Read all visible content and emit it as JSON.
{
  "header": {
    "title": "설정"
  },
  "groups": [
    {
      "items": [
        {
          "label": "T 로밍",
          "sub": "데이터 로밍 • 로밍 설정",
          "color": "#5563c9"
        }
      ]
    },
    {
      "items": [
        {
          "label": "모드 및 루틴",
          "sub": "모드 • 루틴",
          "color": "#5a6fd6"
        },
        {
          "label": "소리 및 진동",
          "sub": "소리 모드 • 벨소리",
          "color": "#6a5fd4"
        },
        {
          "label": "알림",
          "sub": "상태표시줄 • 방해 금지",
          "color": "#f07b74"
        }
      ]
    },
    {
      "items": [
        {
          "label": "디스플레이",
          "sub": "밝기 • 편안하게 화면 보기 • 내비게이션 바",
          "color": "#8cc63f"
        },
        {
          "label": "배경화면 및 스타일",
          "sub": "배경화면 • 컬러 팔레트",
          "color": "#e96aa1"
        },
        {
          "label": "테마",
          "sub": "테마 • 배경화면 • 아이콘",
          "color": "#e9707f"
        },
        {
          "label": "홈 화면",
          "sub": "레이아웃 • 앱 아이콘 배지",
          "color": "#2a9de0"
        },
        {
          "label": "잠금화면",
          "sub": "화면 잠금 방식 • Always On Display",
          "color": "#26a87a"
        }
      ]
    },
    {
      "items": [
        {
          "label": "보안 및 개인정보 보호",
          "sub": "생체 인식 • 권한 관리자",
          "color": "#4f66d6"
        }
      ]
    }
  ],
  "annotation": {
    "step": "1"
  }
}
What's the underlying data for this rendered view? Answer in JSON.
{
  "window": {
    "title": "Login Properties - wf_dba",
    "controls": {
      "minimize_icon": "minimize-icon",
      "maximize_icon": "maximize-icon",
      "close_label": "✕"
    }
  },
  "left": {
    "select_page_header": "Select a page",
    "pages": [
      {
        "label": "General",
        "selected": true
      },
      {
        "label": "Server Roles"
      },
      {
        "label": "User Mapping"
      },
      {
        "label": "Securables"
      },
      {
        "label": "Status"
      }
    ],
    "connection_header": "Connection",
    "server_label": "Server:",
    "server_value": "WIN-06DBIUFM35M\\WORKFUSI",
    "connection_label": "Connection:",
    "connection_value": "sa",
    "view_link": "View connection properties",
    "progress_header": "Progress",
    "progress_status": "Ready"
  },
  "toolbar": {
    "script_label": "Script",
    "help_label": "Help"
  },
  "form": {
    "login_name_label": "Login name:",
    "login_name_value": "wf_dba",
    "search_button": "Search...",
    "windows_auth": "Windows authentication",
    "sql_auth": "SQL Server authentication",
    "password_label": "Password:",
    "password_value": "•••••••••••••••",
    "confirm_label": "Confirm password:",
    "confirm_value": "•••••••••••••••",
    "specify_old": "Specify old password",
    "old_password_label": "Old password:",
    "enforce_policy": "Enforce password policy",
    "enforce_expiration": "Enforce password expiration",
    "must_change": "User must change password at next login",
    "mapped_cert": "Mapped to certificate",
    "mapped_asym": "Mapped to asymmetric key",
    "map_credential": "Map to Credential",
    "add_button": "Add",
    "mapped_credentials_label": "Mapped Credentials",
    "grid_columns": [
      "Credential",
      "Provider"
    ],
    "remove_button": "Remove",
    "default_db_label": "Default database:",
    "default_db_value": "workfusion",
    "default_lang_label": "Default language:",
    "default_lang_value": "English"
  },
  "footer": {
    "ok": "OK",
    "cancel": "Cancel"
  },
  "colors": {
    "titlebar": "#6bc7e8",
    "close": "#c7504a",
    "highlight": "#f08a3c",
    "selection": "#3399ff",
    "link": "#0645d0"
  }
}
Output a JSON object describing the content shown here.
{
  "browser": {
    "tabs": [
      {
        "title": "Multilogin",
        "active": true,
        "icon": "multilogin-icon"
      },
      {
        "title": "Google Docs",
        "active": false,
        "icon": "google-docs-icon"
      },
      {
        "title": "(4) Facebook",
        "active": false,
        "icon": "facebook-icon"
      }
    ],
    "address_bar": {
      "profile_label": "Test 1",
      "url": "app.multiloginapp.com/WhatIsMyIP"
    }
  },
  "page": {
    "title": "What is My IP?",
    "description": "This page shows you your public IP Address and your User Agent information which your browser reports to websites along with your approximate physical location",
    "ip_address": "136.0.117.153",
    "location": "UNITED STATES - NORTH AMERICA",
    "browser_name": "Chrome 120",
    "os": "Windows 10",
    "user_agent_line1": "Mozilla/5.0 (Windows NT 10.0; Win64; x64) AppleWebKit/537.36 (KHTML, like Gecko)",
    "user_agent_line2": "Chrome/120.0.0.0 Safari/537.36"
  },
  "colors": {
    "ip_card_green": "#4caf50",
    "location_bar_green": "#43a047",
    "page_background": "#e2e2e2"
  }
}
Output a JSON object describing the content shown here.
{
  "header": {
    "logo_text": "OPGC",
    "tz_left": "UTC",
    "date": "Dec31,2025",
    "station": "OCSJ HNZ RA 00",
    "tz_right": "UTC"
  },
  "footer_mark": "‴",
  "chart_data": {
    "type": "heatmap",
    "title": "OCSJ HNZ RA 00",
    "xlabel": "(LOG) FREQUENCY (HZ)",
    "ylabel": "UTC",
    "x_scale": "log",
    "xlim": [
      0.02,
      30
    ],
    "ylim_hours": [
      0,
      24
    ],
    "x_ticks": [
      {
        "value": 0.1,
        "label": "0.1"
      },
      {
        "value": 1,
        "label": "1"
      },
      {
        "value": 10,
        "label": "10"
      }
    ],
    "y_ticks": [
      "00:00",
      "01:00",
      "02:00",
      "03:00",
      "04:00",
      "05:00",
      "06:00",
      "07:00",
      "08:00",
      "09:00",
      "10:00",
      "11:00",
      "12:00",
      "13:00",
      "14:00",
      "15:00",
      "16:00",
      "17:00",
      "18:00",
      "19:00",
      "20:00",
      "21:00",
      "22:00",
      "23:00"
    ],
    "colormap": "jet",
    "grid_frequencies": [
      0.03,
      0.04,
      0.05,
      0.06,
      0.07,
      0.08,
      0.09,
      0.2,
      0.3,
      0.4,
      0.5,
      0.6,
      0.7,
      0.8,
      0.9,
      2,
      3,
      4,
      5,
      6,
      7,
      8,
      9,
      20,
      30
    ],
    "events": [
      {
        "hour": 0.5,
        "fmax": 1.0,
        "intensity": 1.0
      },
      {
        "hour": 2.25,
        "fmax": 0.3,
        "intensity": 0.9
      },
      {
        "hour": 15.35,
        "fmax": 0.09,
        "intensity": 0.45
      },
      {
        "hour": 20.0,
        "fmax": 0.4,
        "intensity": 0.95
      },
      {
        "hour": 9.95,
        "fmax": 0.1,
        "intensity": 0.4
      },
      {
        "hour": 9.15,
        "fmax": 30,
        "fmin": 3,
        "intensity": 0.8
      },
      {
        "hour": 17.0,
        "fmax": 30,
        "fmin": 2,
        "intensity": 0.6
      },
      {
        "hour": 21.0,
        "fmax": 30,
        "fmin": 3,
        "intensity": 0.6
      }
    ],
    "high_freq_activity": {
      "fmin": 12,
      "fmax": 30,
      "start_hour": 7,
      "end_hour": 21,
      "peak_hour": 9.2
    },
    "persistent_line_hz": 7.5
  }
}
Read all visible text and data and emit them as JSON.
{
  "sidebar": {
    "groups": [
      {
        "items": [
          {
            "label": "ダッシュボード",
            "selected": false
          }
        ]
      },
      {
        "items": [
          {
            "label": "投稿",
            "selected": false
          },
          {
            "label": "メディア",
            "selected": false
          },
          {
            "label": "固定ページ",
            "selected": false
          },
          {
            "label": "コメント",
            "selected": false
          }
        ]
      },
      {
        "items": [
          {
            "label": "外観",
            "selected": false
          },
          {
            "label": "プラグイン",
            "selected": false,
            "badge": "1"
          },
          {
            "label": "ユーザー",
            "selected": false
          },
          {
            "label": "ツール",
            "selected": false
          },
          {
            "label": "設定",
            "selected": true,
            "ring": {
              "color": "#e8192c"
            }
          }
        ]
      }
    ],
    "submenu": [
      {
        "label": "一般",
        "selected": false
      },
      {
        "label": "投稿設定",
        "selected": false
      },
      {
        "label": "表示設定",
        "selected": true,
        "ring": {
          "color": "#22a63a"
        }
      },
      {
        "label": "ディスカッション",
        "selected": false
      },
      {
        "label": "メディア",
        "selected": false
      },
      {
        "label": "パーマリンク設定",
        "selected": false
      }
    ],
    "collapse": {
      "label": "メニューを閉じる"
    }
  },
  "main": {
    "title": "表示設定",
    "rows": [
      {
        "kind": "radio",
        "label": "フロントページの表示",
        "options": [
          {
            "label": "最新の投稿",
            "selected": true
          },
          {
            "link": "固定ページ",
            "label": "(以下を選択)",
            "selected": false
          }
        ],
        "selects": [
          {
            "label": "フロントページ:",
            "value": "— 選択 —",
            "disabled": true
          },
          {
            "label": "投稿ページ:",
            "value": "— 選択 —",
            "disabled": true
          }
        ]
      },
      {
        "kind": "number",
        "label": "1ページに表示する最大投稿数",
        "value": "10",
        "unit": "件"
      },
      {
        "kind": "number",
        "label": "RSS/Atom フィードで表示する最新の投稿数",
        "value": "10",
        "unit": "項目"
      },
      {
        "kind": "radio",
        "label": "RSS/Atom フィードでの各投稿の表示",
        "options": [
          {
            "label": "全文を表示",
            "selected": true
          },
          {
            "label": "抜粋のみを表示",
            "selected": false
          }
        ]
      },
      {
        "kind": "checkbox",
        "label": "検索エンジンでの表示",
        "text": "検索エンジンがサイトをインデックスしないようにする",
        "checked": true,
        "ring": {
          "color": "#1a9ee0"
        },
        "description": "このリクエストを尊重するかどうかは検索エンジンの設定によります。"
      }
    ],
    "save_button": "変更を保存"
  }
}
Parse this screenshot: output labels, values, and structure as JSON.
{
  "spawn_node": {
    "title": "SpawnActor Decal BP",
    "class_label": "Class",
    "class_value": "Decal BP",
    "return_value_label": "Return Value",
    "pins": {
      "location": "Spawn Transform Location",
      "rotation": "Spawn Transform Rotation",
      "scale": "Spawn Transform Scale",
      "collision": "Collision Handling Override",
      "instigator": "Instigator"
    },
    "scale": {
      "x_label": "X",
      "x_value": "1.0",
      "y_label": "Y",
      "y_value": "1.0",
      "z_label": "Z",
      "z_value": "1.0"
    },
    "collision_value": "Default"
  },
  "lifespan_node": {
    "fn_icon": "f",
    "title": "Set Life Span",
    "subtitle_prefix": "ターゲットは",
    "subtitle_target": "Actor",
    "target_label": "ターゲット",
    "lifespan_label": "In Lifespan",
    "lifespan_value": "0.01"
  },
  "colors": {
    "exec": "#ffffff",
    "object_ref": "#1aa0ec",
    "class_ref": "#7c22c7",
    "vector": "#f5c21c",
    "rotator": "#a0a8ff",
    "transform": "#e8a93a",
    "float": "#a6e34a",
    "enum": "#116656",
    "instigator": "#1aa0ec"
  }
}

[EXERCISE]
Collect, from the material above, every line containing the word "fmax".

[EXERCISE RESULT]
        "fmax": 1.0,
        "fmax": 0.3,
        "fmax": 0.09,
        "fmax": 0.4,
        "fmax": 0.1,
        "fmax": 30,
        "fmax": 30,
        "fmax": 30,
      "fmax": 30,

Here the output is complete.